WHAT YOU WILL DO:
Go through the records and report each line in which the word "Edge" occurs.

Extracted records
*-*-*
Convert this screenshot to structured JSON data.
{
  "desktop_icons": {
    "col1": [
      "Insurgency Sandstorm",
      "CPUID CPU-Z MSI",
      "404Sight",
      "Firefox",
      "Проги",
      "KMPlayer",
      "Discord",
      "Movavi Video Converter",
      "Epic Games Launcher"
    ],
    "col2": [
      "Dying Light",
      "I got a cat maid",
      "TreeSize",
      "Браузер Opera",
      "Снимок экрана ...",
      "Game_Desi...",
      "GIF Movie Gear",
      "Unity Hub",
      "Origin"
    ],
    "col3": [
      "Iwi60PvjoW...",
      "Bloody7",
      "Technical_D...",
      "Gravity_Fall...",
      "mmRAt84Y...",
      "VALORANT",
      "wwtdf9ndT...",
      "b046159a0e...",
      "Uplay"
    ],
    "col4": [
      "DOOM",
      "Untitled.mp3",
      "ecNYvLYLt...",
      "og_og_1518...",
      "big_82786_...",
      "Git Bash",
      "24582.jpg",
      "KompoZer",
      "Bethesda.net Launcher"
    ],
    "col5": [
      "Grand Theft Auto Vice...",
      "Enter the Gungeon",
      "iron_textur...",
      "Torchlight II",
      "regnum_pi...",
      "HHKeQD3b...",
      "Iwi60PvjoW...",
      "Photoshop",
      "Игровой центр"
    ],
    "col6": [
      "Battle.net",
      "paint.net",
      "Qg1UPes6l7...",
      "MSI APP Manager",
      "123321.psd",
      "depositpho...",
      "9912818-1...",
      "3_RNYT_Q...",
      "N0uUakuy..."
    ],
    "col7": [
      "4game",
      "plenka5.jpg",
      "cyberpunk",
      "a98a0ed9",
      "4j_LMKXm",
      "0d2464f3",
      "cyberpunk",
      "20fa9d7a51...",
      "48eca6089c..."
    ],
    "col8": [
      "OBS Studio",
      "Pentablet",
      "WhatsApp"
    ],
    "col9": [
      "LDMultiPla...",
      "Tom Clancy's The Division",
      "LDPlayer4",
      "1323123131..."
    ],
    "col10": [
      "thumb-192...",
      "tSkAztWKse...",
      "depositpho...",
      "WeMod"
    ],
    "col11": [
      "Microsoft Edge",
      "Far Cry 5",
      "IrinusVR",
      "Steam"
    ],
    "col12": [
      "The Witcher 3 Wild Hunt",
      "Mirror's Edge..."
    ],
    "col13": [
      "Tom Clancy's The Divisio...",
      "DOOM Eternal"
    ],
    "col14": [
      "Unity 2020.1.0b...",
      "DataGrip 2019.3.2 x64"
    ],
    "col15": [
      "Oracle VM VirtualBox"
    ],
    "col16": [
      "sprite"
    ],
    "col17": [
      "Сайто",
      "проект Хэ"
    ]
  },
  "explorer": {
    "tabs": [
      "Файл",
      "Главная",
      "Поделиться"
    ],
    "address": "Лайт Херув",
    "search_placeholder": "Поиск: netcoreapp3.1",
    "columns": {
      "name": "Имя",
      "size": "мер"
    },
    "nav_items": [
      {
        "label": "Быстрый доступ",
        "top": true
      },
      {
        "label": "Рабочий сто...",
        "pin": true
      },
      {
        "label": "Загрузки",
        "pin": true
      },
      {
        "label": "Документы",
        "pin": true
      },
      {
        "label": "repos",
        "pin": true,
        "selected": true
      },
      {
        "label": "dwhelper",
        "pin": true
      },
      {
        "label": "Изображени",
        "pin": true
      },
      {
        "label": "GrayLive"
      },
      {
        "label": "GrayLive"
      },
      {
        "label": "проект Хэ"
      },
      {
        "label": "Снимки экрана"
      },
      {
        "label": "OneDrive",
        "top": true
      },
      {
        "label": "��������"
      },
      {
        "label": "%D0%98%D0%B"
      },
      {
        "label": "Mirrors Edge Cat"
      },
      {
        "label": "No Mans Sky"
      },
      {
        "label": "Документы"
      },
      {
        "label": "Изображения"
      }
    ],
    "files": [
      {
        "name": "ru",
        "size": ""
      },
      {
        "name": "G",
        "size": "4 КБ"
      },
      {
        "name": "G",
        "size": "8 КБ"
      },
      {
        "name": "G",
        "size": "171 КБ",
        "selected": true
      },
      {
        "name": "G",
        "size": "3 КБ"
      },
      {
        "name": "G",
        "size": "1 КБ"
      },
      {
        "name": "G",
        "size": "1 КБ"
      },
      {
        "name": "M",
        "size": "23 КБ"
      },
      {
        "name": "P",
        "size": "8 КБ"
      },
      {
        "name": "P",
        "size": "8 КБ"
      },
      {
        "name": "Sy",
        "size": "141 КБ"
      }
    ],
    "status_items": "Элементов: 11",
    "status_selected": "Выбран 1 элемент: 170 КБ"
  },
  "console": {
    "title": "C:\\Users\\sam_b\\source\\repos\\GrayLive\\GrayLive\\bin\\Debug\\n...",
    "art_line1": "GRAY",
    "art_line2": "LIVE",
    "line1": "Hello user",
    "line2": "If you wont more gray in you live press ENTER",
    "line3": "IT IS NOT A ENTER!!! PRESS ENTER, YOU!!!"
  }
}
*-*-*
SOLVED EXERCISE:
      "Microsoft Edge",
      "Mirror's Edge..."
        "label": "Mirrors Edge Cat"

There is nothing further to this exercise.